1850: Eugene Field, poet and journalist.
1877: Frederick Soddy, named an isotope and received 1921 Nobel prize for chemistry.
1901: Adolph Rupp, basketball coach at the University of Kentucky who achieved a record 876 victories.
1948: Christa McAuliffe, the first civilian passenger on a space mission. During that mission, she and the six other crew members on the space shuttle Challenger perished in an explosion shortly after launch.
September 2nd
in history
1945: Japan signs the document of surrender aboard the USS Missouri, ending World War II.The International Military Tribunal for the Far East meted out justice to Japanese war criminals at locations throughout Asia.
1945: Vietnam declares its independence and Nationalist leader Ho Chi Minh proclaims himself its first president.

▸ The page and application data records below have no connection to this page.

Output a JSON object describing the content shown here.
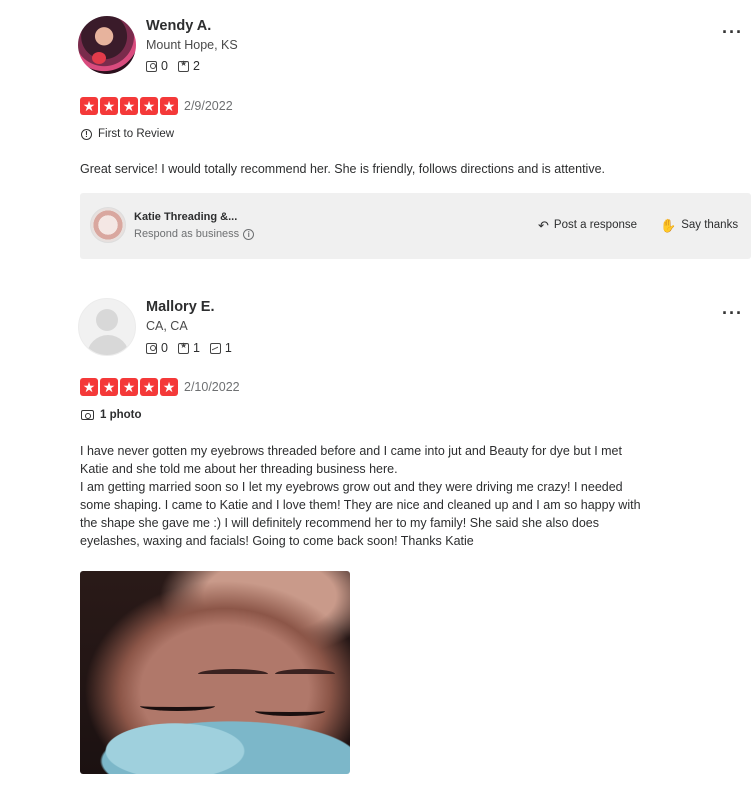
{
  "reviews": [
    {
      "name": "Wendy A.",
      "location": "Mount Hope, KS",
      "stats": {
        "friends": "0",
        "reviews": "2"
      },
      "rating": 5,
      "date": "2/9/2022",
      "badge": "First to Review",
      "text": "Great service! I would totally recommend her. She is friendly, follows directions and is attentive."
    },
    {
      "name": "Mallory E.",
      "location": "CA, CA",
      "stats": {
        "friends": "0",
        "reviews": "1",
        "photos": "1"
      },
      "rating": 5,
      "date": "2/10/2022",
      "badge": "1 photo",
      "text_lines": [
        "I have never gotten my eyebrows threaded before and I came into jut and Beauty for dye but I met",
        "Katie and she told me about her threading business here.",
        "I am getting married soon so I let my eyebrows grow out and they were driving me crazy! I needed",
        "some shaping. I came to Katie and I love them! They are nice and cleaned up and I am so happy with",
        "the shape she gave me :) I will definitely recommend her to my family! She said she also does",
        "eyelashes, waxing and facials! Going to come back soon! Thanks Katie"
      ]
    }
  ],
  "business": {
    "name": "Katie Threading &...",
    "respond_label": "Respond as business",
    "post_response": "Post a response",
    "say_thanks": "Say thanks"
  },
  "icons": {
    "more": "more-options-icon",
    "star": "star-icon",
    "info": "info-icon",
    "camera": "camera-icon"
  },
  "colors": {
    "star_red": "#f43939",
    "text": "#2d2e2f",
    "muted": "#6e7072",
    "panel": "#f0f0f0"
  },
  "more_glyph": "···",
  "star_glyph": "★"
}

1956: Tennessee National Guardsmen halt rioters protesting the admission of 12 African-Americans to schools in Clinton.
1963: Alabama Governor George Wallace calls state troopers to Tuskegee High School to prevent integration.
1975: Joseph W. Hatcher of Tallahassee, Florida, becomes the state's first African-American supreme court justice since Reconstruction.